§ Input data
________________

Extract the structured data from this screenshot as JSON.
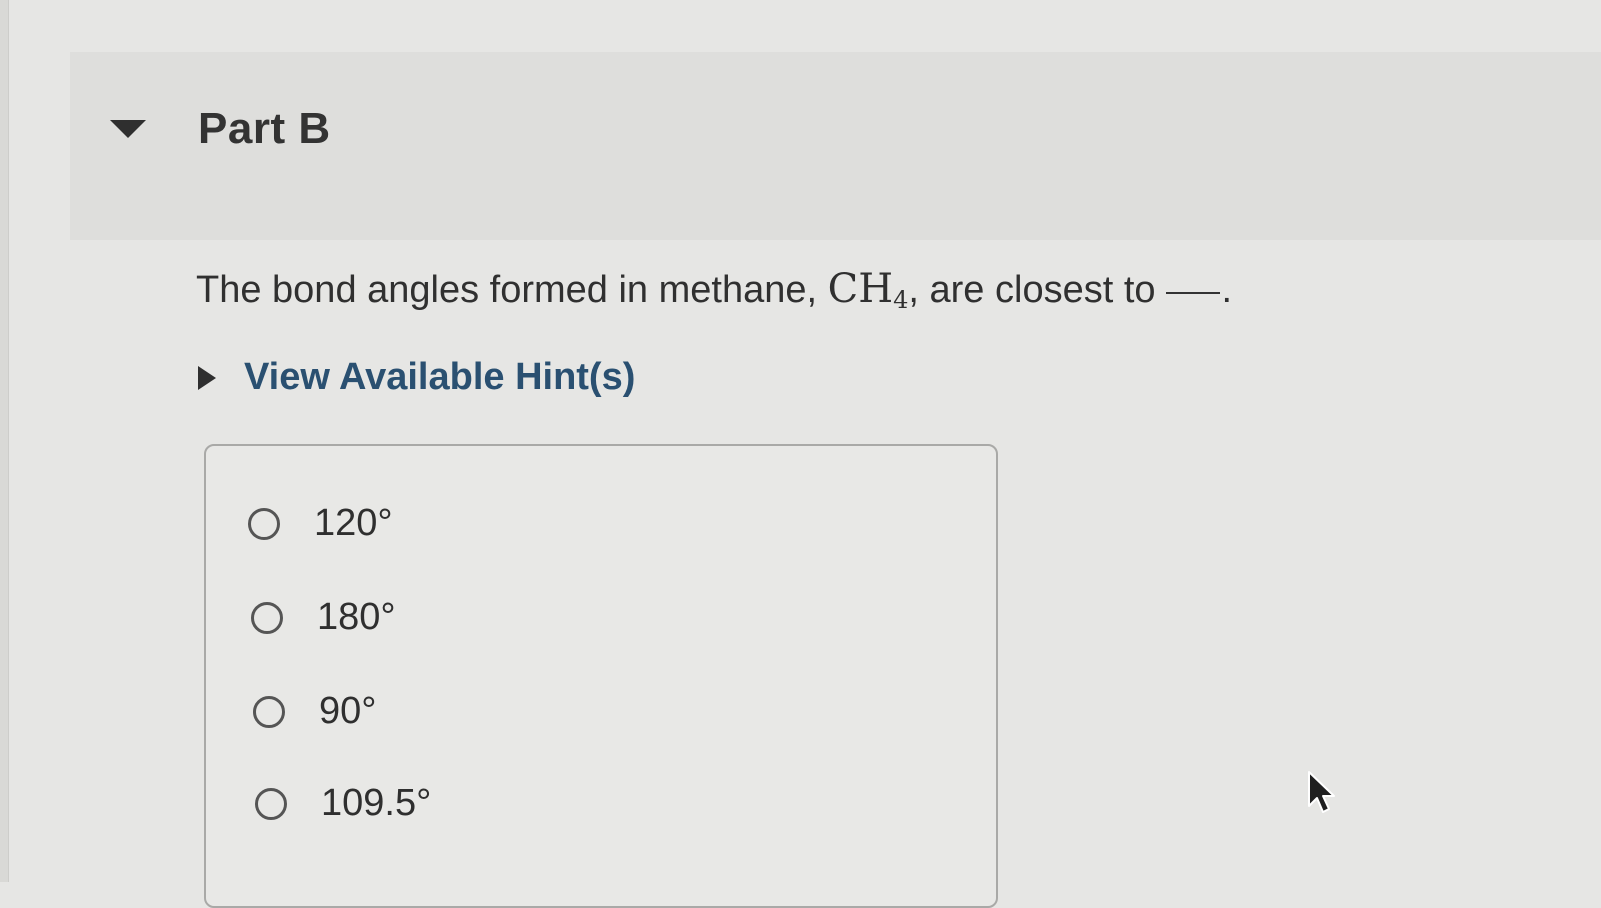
{
  "part": {
    "title": "Part B",
    "toggle_icon": "triangle-down-icon"
  },
  "question": {
    "text_before": "The bond angles formed in methane, ",
    "formula_main": "CH",
    "formula_sub": "4",
    "text_after": ", are closest to",
    "end": "."
  },
  "hints": {
    "label": "View Available Hint(s)",
    "icon": "triangle-right-icon"
  },
  "choices": [
    {
      "label": "120°"
    },
    {
      "label": "180°"
    },
    {
      "label": "90°"
    },
    {
      "label": "109.5°"
    }
  ],
  "colors": {
    "hint_link": "#2a5071",
    "background": "#e6e6e4",
    "header_band": "#dededc"
  }
}
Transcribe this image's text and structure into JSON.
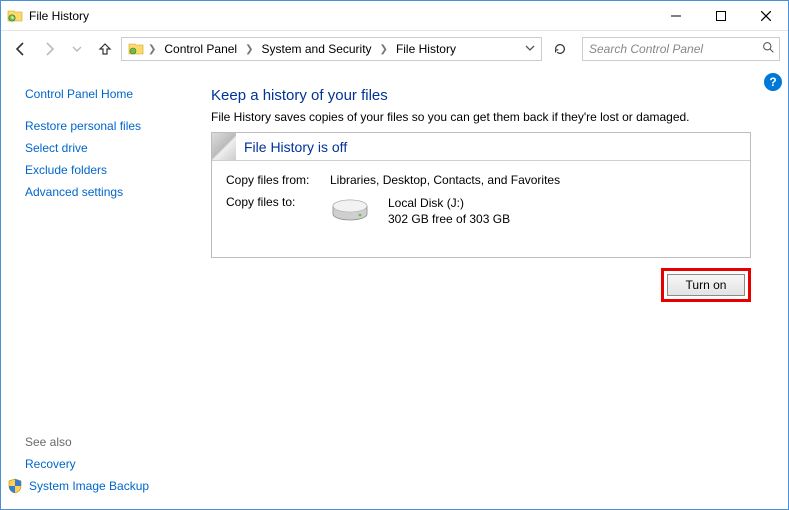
{
  "window": {
    "title": "File History"
  },
  "breadcrumbs": {
    "items": [
      "Control Panel",
      "System and Security",
      "File History"
    ]
  },
  "search": {
    "placeholder": "Search Control Panel"
  },
  "sidebar": {
    "home": "Control Panel Home",
    "links": [
      "Restore personal files",
      "Select drive",
      "Exclude folders",
      "Advanced settings"
    ],
    "see_also_label": "See also",
    "see_also": [
      "Recovery",
      "System Image Backup"
    ]
  },
  "content": {
    "heading": "Keep a history of your files",
    "description": "File History saves copies of your files so you can get them back if they're lost or damaged.",
    "panel": {
      "status": "File History is off",
      "copy_from_label": "Copy files from:",
      "copy_from_value": "Libraries, Desktop, Contacts, and Favorites",
      "copy_to_label": "Copy files to:",
      "drive_name": "Local Disk (J:)",
      "drive_free": "302 GB free of 303 GB"
    },
    "turn_on_label": "Turn on"
  },
  "help": {
    "glyph": "?"
  }
}
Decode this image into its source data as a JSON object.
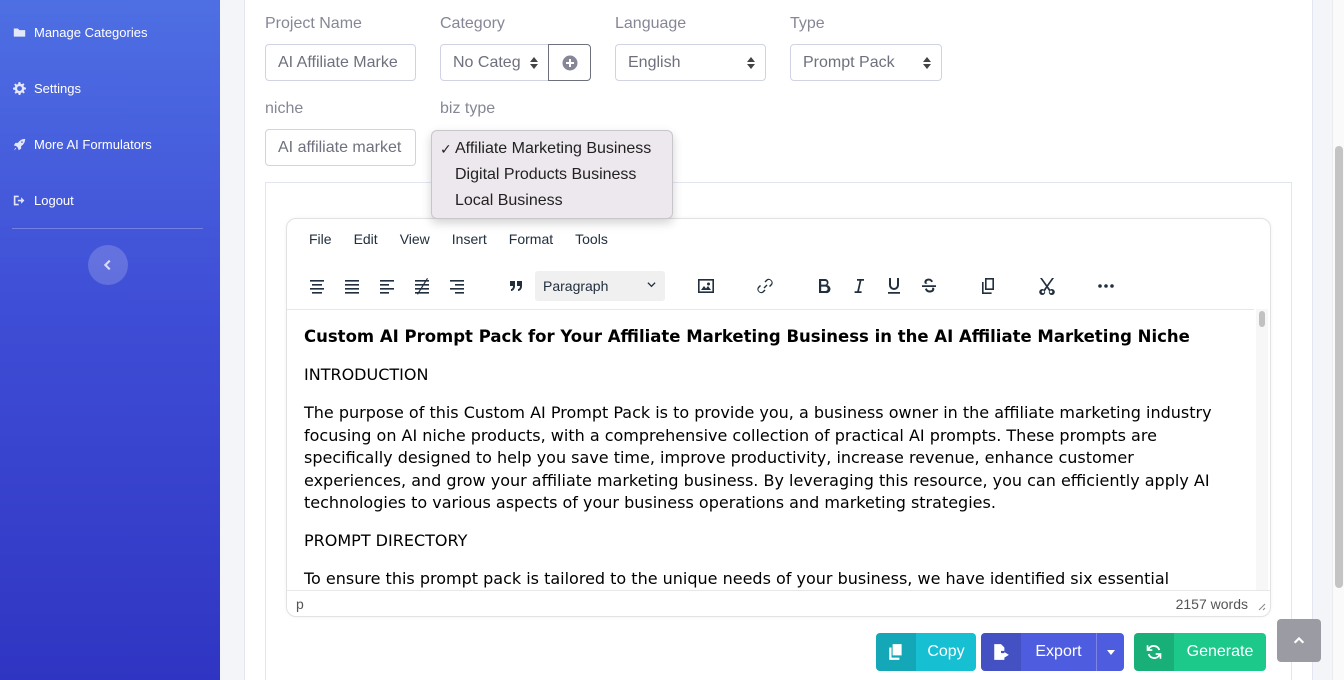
{
  "sidebar": {
    "items": [
      {
        "label": "Manage Categories",
        "icon": "folder-icon"
      },
      {
        "label": "Settings",
        "icon": "gear-icon"
      },
      {
        "label": "More AI Formulators",
        "icon": "rocket-icon"
      },
      {
        "label": "Logout",
        "icon": "sign-out-icon"
      }
    ],
    "collapse_icon": "chevron-left-icon"
  },
  "form": {
    "project_name": {
      "label": "Project Name",
      "value": "AI Affiliate Marke"
    },
    "category": {
      "label": "Category",
      "value": "No Categ",
      "add_icon": "plus-circle-icon"
    },
    "language": {
      "label": "Language",
      "value": "English"
    },
    "type": {
      "label": "Type",
      "value": "Prompt Pack"
    },
    "niche": {
      "label": "niche",
      "value": "AI affiliate market"
    },
    "biz_type": {
      "label": "biz type",
      "options": [
        "Affiliate Marketing Business",
        "Digital Products Business",
        "Local Business"
      ],
      "selected": "Affiliate Marketing Business",
      "check": "✓"
    }
  },
  "editor": {
    "menu": [
      "File",
      "Edit",
      "View",
      "Insert",
      "Format",
      "Tools"
    ],
    "block_format": "Paragraph",
    "content": {
      "heading": "Custom AI Prompt Pack for Your Affiliate Marketing Business in the AI Affiliate Marketing Niche",
      "p1": "INTRODUCTION",
      "p2": "The purpose of this Custom AI Prompt Pack is to provide you, a business owner in the affiliate marketing industry focusing on AI niche products, with a comprehensive collection of practical AI prompts. These prompts are specifically designed to help you save time, improve productivity, increase revenue, enhance customer experiences, and grow your affiliate marketing business. By leveraging this resource, you can efficiently apply AI technologies to various aspects of your business operations and marketing strategies.",
      "p3": "PROMPT DIRECTORY",
      "p4": "To ensure this prompt pack is tailored to the unique needs of your business, we have identified six essential"
    },
    "status_path": "p",
    "word_count": "2157 words"
  },
  "actions": {
    "copy": "Copy",
    "export": "Export",
    "generate": "Generate"
  },
  "colors": {
    "sidebar_top": "#4e6fe3",
    "sidebar_bottom": "#2f35c2",
    "copy": "#17bfd2",
    "export": "#4e5ddf",
    "generate": "#1cc88a"
  }
}
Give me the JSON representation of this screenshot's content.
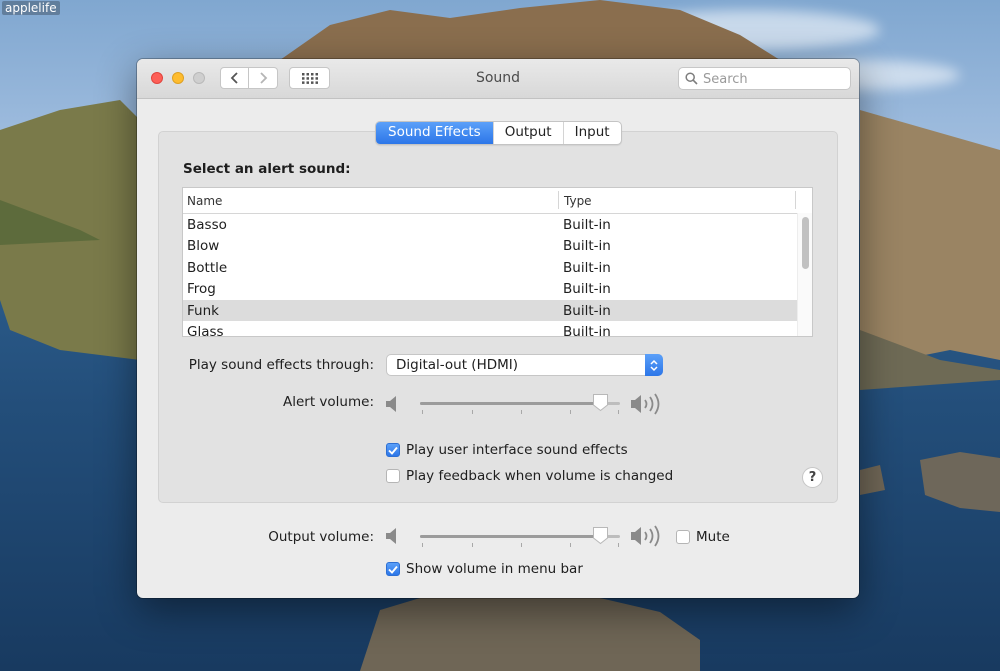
{
  "watermark": "applelife",
  "window": {
    "title": "Sound",
    "search_placeholder": "Search"
  },
  "tabs": [
    {
      "label": "Sound Effects",
      "active": true
    },
    {
      "label": "Output",
      "active": false
    },
    {
      "label": "Input",
      "active": false
    }
  ],
  "sound_effects": {
    "select_label": "Select an alert sound:",
    "columns": [
      "Name",
      "Type"
    ],
    "sounds": [
      {
        "name": "Basso",
        "type": "Built-in",
        "selected": false
      },
      {
        "name": "Blow",
        "type": "Built-in",
        "selected": false
      },
      {
        "name": "Bottle",
        "type": "Built-in",
        "selected": false
      },
      {
        "name": "Frog",
        "type": "Built-in",
        "selected": false
      },
      {
        "name": "Funk",
        "type": "Built-in",
        "selected": true
      },
      {
        "name": "Glass",
        "type": "Built-in",
        "selected": false
      }
    ],
    "play_through_label": "Play sound effects through:",
    "play_through_value": "Digital-out (HDMI)",
    "alert_volume_label": "Alert volume:",
    "alert_volume_level": 0.9,
    "ui_sounds": {
      "label": "Play user interface sound effects",
      "checked": true
    },
    "feedback": {
      "label": "Play feedback when volume is changed",
      "checked": false
    },
    "help": "?"
  },
  "output": {
    "output_volume_label": "Output volume:",
    "output_volume_level": 0.9,
    "mute": {
      "label": "Mute",
      "checked": false
    },
    "menu_bar": {
      "label": "Show volume in menu bar",
      "checked": true
    }
  },
  "colors": {
    "accent": "#2c76e8",
    "close": "#fd5f57",
    "minimize": "#febc2e",
    "zoom": "#cfcfcf"
  }
}
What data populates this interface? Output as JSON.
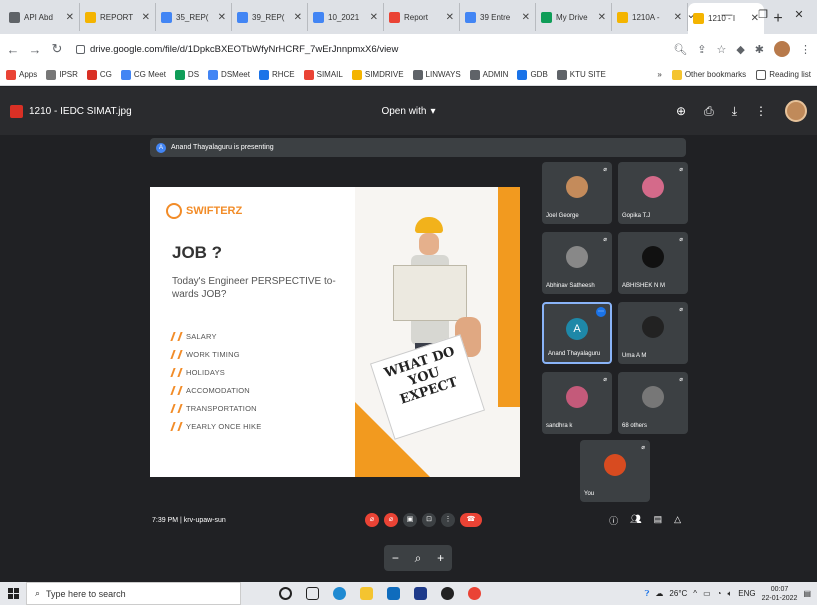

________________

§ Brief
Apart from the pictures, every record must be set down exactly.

§ Exercise response
Extract the structured data from this screenshot as JSON.
{
  "part": {
    "title": "Part B",
    "toggle_icon": "triangle-down-icon"
  },
  "question": {
    "text_before": "The bond angles formed in methane, ",
    "formula_main": "CH",
    "formula_sub": "4",
    "text_after": ", are closest to",
    "end": "."
  },
  "hints": {
    "label": "View Available Hint(s)",
    "icon": "triangle-right-icon"
  },
  "choices": [
    {
      "label": "120°"
    },
    {
      "label": "180°"
    },
    {
      "label": "90°"
    },
    {
      "label": "109.5°"
    }
  ],
  "colors": {
    "hint_link": "#2a5071",
    "background": "#e6e6e4",
    "header_band": "#dededc"
  }
}
Transcribe this image's text and structure into JSON.
{
  "window": {
    "title": "File History"
  },
  "breadcrumbs": {
    "items": [
      "Control Panel",
      "System and Security",
      "File History"
    ]
  },
  "search": {
    "placeholder": "Search Control Panel"
  },
  "sidebar": {
    "home": "Control Panel Home",
    "links": [
      "Restore personal files",
      "Select drive",
      "Exclude folders",
      "Advanced settings"
    ],
    "see_also_label": "See also",
    "see_also": [
      "Recovery",
      "System Image Backup"
    ]
  },
  "content": {
    "heading": "Keep a history of your files",
    "description": "File History saves copies of your files so you can get them back if they're lost or damaged.",
    "panel": {
      "status": "File History is off",
      "copy_from_label": "Copy files from:",
      "copy_from_value": "Libraries, Desktop, Contacts, and Favorites",
      "copy_to_label": "Copy files to:",
      "drive_name": "Local Disk (J:)",
      "drive_free": "302 GB free of 303 GB"
    },
    "turn_on_label": "Turn on"
  },
  "help": {
    "glyph": "?"
  }
}
Decode this image into its source data as a JSON object.
{
  "sidebar": {
    "items": [
      {
        "label": "Manage Categories",
        "icon": "folder-icon"
      },
      {
        "label": "Settings",
        "icon": "gear-icon"
      },
      {
        "label": "More AI Formulators",
        "icon": "rocket-icon"
      },
      {
        "label": "Logout",
        "icon": "sign-out-icon"
      }
    ],
    "collapse_icon": "chevron-left-icon"
  },
  "form": {
    "project_name": {
      "label": "Project Name",
      "value": "AI Affiliate Marke"
    },
    "category": {
      "label": "Category",
      "value": "No Categ",
      "add_icon": "plus-circle-icon"
    },
    "language": {
      "label": "Language",
      "value": "English"
    },
    "type": {
      "label": "Type",
      "value": "Prompt Pack"
    },
    "niche": {
      "label": "niche",
      "value": "AI affiliate market"
    },
    "biz_type": {
      "label": "biz type",
      "options": [
        "Affiliate Marketing Business",
        "Digital Products Business",
        "Local Business"
      ],
      "selected": "Affiliate Marketing Business",
      "check": "✓"
    }
  },
  "editor": {
    "menu": [
      "File",
      "Edit",
      "View",
      "Insert",
      "Format",
      "Tools"
    ],
    "block_format": "Paragraph",
    "content": {
      "heading": "Custom AI Prompt Pack for Your Affiliate Marketing Business in the AI Affiliate Marketing Niche",
      "p1": "INTRODUCTION",
      "p2": "The purpose of this Custom AI Prompt Pack is to provide you, a business owner in the affiliate marketing industry focusing on AI niche products, with a comprehensive collection of practical AI prompts. These prompts are specifically designed to help you save time, improve productivity, increase revenue, enhance customer experiences, and grow your affiliate marketing business. By leveraging this resource, you can efficiently apply AI technologies to various aspects of your business operations and marketing strategies.",
      "p3": "PROMPT DIRECTORY",
      "p4": "To ensure this prompt pack is tailored to the unique needs of your business, we have identified six essential"
    },
    "status_path": "p",
    "word_count": "2157 words"
  },
  "actions": {
    "copy": "Copy",
    "export": "Export",
    "generate": "Generate"
  },
  "colors": {
    "sidebar_top": "#4e6fe3",
    "sidebar_bottom": "#2f35c2",
    "copy": "#17bfd2",
    "export": "#4e5ddf",
    "generate": "#1cc88a"
  }
}
Give me the JSON representation of this screenshot's content.
{
  "watermark": "applelife",
  "window": {
    "title": "Sound",
    "search_placeholder": "Search"
  },
  "tabs": [
    {
      "label": "Sound Effects",
      "active": true
    },
    {
      "label": "Output",
      "active": false
    },
    {
      "label": "Input",
      "active": false
    }
  ],
  "sound_effects": {
    "select_label": "Select an alert sound:",
    "columns": [
      "Name",
      "Type"
    ],
    "sounds": [
      {
        "name": "Basso",
        "type": "Built-in",
        "selected": false
      },
      {
        "name": "Blow",
        "type": "Built-in",
        "selected": false
      },
      {
        "name": "Bottle",
        "type": "Built-in",
        "selected": false
      },
      {
        "name": "Frog",
        "type": "Built-in",
        "selected": false
      },
      {
        "name": "Funk",
        "type": "Built-in",
        "selected": true
      },
      {
        "name": "Glass",
        "type": "Built-in",
        "selected": false
      }
    ],
    "play_through_label": "Play sound effects through:",
    "play_through_value": "Digital-out (HDMI)",
    "alert_volume_label": "Alert volume:",
    "alert_volume_level": 0.9,
    "ui_sounds": {
      "label": "Play user interface sound effects",
      "checked": true
    },
    "feedback": {
      "label": "Play feedback when volume is changed",
      "checked": false
    },
    "help": "?"
  },
  "output": {
    "output_volume_label": "Output volume:",
    "output_volume_level": 0.9,
    "mute": {
      "label": "Mute",
      "checked": false
    },
    "menu_bar": {
      "label": "Show volume in menu bar",
      "checked": true
    }
  },
  "colors": {
    "accent": "#2c76e8",
    "close": "#fd5f57",
    "minimize": "#febc2e",
    "zoom": "#cfcfcf"
  }
}
What data populates this interface? Output as JSON.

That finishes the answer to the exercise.